### WHAT TO PRODUCE
Which lines in the records below contain the word "anything"? Copy each of them.

### PROVIDED RECORDS
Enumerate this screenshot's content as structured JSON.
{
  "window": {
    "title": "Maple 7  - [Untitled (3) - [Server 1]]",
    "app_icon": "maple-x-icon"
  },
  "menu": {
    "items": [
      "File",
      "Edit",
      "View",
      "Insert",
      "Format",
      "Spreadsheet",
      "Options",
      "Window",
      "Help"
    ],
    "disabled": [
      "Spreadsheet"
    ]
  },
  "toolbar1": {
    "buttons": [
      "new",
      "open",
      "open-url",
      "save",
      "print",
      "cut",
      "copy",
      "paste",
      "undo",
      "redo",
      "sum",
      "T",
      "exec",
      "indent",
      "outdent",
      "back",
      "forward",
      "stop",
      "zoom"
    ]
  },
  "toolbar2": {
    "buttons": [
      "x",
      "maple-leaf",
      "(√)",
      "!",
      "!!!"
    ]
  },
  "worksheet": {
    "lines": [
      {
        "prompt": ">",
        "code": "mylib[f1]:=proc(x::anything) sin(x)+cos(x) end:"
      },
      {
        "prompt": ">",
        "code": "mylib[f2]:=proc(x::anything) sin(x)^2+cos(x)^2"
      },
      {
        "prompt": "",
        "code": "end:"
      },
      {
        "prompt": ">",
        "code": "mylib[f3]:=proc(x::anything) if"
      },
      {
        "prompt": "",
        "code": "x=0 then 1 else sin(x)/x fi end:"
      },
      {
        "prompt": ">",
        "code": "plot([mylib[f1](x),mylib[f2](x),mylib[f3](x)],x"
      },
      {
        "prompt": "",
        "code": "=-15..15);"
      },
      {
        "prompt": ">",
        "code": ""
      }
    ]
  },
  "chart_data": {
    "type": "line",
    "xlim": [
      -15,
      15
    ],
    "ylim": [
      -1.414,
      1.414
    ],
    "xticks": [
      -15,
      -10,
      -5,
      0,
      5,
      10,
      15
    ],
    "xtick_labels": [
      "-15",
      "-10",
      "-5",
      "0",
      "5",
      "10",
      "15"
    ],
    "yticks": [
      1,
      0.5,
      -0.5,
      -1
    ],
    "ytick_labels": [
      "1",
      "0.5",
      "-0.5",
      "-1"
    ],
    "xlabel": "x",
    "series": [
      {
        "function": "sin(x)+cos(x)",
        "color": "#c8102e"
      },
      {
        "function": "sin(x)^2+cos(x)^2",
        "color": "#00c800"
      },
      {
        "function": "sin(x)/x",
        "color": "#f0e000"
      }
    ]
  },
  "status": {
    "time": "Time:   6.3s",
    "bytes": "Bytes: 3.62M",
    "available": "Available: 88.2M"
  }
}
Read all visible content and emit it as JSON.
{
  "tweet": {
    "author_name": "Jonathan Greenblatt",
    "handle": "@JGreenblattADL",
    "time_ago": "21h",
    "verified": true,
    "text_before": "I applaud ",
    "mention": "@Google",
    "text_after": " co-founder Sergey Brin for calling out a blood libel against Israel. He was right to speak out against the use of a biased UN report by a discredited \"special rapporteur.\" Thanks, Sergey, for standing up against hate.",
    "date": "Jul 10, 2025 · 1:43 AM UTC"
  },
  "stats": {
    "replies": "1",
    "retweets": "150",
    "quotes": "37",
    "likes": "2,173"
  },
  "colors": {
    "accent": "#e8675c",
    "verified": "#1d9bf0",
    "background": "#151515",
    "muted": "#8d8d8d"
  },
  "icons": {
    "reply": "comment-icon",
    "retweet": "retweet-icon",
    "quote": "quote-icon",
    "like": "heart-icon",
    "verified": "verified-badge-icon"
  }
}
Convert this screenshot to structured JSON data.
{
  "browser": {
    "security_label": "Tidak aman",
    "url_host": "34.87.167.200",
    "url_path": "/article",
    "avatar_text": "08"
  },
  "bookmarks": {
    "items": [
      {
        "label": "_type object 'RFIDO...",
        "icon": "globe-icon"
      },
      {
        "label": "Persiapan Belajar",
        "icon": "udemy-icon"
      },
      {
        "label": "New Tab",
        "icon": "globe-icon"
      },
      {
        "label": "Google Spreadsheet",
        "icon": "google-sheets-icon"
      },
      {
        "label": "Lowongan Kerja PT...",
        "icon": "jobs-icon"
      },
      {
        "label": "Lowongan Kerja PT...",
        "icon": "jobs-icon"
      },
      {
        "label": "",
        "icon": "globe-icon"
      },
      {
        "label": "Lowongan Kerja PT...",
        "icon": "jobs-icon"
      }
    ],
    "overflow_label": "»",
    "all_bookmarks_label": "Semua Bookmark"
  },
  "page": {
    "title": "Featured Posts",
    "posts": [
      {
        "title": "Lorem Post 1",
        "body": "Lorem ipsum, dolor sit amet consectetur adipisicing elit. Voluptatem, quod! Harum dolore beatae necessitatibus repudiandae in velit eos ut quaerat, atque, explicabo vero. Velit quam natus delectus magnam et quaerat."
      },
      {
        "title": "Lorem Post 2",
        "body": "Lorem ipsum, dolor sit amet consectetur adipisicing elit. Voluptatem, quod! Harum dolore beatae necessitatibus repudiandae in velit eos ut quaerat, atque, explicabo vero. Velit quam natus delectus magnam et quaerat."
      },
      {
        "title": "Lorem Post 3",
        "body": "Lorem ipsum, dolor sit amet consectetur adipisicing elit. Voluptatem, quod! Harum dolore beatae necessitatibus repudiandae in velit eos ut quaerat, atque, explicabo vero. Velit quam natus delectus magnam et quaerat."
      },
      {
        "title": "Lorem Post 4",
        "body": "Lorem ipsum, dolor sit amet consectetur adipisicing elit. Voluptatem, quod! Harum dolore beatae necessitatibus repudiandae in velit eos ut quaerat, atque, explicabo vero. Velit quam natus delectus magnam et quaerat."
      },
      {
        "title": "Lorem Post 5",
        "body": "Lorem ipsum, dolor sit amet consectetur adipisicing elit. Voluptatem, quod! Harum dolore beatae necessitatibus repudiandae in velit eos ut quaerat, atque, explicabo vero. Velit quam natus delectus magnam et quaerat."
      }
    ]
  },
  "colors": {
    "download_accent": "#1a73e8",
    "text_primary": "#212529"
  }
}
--
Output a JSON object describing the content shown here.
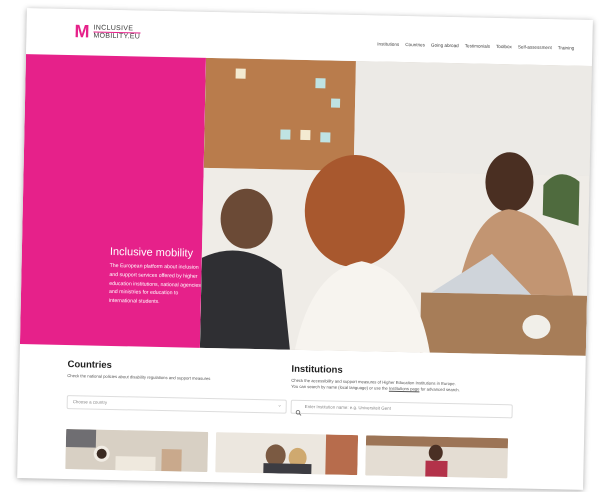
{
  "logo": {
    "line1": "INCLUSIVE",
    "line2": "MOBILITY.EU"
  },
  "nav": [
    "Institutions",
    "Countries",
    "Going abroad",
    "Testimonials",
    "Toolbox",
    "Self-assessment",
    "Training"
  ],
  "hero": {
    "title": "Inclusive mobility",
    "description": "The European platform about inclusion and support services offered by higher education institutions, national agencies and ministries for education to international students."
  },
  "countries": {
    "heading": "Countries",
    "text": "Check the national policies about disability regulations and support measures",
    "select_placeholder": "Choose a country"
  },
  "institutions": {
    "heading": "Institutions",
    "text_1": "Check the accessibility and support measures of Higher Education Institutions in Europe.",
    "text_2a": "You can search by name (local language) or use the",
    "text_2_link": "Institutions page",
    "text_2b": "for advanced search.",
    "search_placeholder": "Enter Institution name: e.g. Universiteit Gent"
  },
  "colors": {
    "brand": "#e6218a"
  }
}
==
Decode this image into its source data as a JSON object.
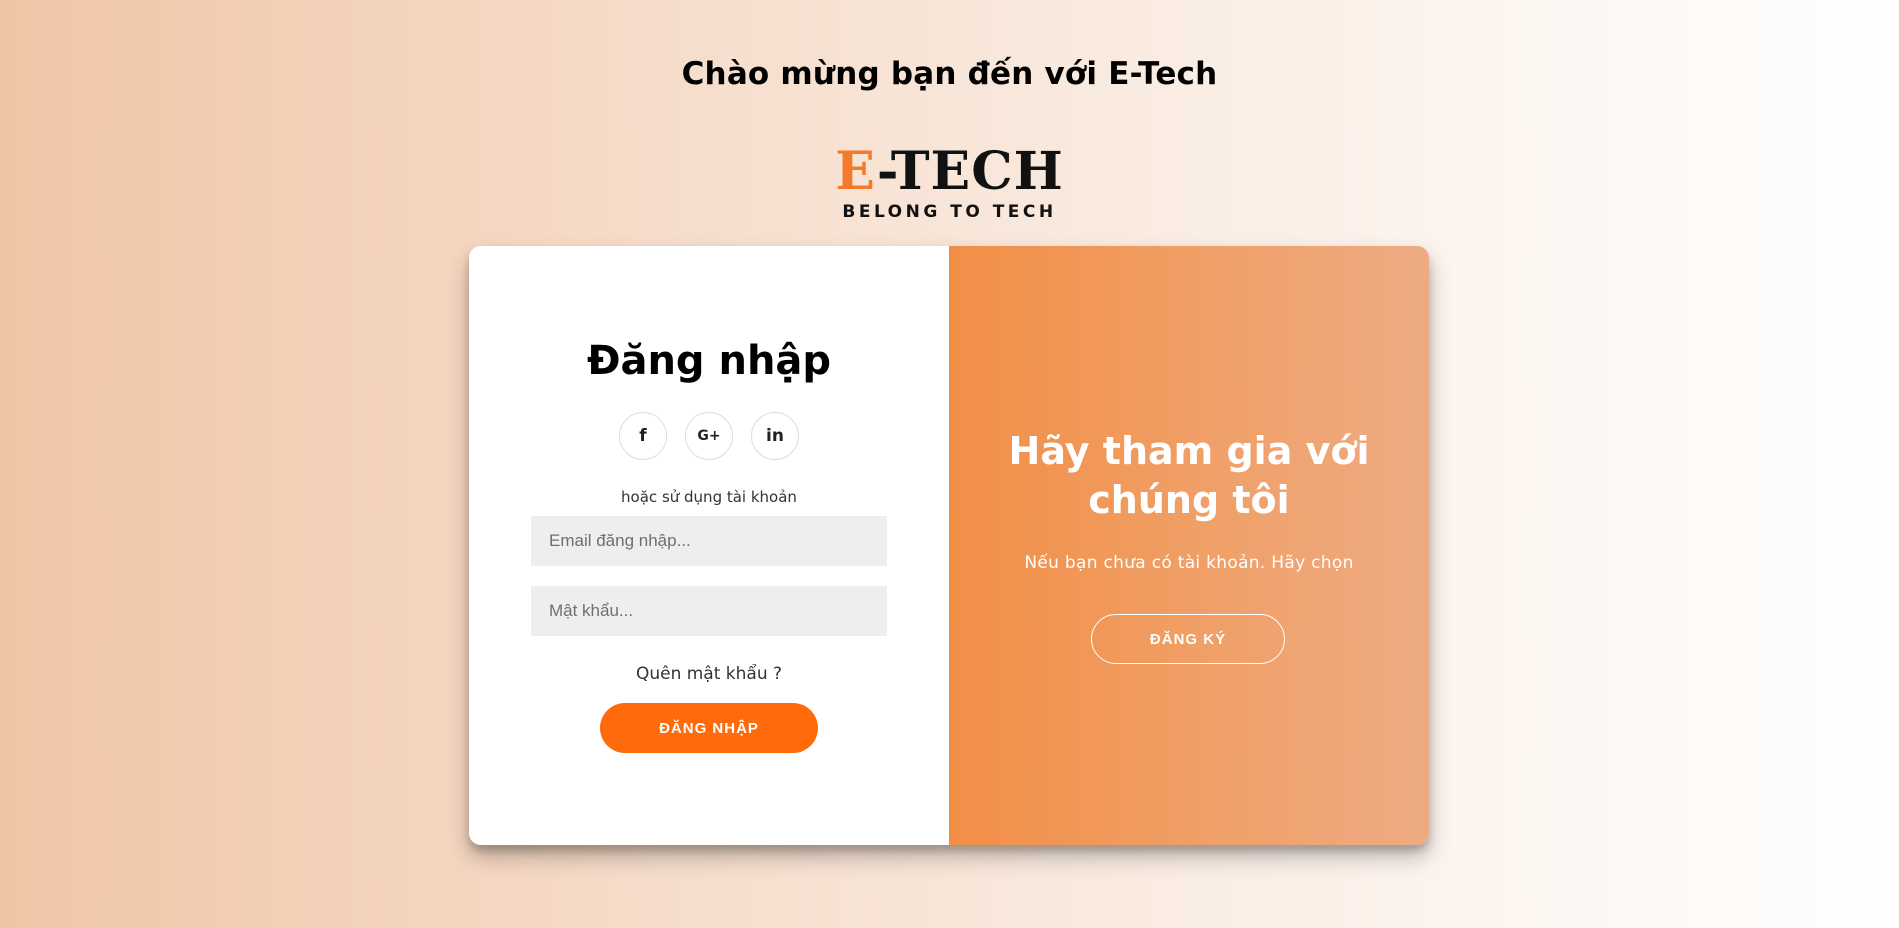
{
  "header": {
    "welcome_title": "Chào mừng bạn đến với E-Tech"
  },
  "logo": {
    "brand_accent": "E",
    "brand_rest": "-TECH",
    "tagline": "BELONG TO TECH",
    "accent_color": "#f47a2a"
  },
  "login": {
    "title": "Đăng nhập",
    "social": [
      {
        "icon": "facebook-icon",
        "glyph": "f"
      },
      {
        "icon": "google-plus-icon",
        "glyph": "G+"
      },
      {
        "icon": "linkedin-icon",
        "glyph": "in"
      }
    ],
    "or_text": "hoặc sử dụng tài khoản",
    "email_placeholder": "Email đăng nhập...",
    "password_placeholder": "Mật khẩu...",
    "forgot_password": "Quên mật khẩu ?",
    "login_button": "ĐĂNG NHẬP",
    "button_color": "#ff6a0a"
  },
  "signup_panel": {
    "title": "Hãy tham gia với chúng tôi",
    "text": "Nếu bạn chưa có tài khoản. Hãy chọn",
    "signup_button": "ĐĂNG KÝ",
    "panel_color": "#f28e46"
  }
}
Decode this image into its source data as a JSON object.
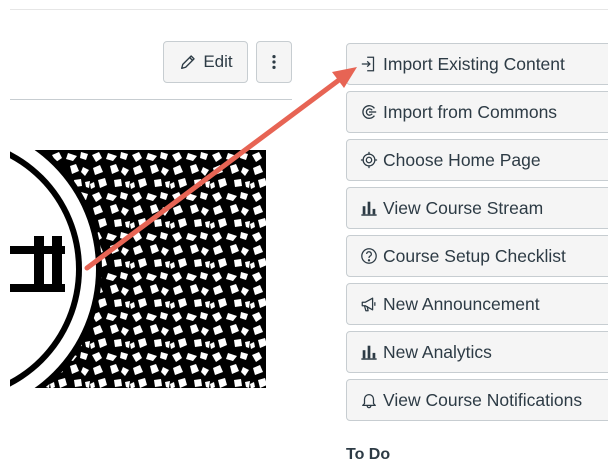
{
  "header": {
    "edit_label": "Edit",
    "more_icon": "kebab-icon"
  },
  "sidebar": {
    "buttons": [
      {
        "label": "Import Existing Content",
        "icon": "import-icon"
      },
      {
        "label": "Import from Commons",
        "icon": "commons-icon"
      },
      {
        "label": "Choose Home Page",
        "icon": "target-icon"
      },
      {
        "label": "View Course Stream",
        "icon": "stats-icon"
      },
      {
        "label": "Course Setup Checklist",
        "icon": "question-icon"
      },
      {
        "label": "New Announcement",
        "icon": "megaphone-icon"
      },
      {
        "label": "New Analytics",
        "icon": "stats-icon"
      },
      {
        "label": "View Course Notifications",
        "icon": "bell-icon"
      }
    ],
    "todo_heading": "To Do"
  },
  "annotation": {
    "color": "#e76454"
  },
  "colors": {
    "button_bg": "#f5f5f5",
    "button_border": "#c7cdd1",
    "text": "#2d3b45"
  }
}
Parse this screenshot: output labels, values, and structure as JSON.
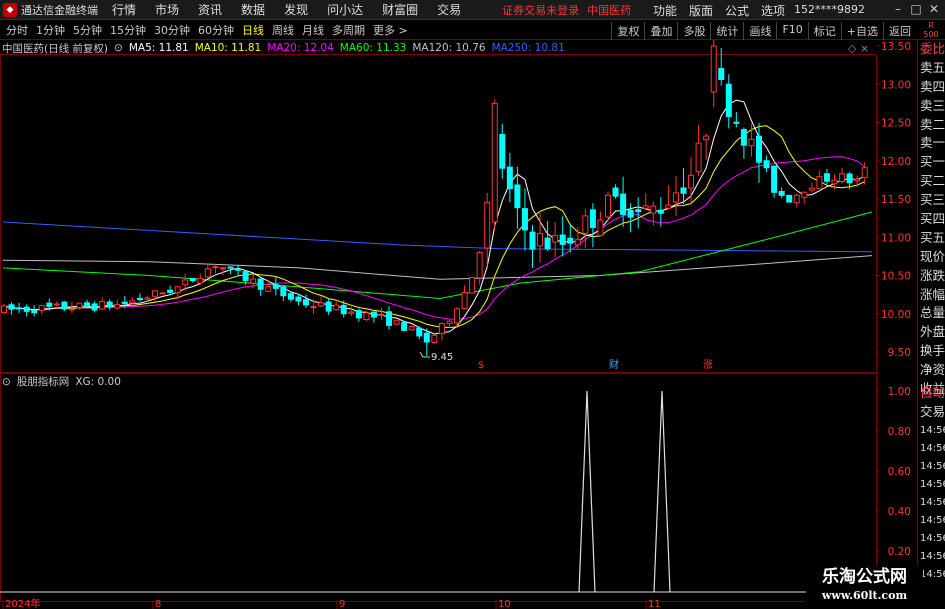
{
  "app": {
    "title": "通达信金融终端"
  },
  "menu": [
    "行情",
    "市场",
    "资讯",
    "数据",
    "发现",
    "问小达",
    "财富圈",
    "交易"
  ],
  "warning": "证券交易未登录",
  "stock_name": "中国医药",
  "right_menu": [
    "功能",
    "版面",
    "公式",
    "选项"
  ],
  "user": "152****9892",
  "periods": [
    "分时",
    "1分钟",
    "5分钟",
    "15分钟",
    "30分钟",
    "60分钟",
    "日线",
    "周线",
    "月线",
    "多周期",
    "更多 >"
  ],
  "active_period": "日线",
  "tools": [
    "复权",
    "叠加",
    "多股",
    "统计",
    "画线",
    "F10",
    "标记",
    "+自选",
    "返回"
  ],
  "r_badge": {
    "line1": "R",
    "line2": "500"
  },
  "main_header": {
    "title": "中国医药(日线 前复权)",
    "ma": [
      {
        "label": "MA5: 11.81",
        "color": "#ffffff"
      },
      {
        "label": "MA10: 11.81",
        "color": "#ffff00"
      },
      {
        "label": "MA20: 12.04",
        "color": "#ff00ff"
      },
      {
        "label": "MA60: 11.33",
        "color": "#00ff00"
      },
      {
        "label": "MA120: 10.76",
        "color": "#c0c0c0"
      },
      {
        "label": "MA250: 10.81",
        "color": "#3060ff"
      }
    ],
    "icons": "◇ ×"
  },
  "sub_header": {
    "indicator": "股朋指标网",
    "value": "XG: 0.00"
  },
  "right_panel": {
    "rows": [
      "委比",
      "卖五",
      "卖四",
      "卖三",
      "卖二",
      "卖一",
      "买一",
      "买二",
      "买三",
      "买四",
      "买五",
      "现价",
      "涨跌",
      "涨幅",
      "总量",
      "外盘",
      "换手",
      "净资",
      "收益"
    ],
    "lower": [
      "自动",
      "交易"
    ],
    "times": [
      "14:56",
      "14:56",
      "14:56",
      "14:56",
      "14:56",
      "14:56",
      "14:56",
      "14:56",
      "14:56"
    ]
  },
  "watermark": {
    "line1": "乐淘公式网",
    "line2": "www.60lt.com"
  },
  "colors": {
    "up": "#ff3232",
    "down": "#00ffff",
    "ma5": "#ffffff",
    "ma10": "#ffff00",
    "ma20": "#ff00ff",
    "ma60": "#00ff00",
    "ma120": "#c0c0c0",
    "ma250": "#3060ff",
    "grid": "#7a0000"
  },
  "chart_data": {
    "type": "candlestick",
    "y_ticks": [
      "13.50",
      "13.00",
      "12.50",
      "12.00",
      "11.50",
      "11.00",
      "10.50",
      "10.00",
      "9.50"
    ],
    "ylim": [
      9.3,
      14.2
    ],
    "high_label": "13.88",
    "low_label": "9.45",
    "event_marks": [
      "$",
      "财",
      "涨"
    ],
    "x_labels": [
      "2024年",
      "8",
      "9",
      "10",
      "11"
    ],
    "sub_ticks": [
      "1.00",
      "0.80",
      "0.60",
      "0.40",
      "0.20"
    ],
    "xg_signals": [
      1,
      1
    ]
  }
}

### EXERCISE RESPONSE
        "code": "mylib[f1]:=proc(x::anything) sin(x)+cos(x) end:"
        "code": "mylib[f2]:=proc(x::anything) sin(x)^2+cos(x)^2"
        "code": "mylib[f3]:=proc(x::anything) if"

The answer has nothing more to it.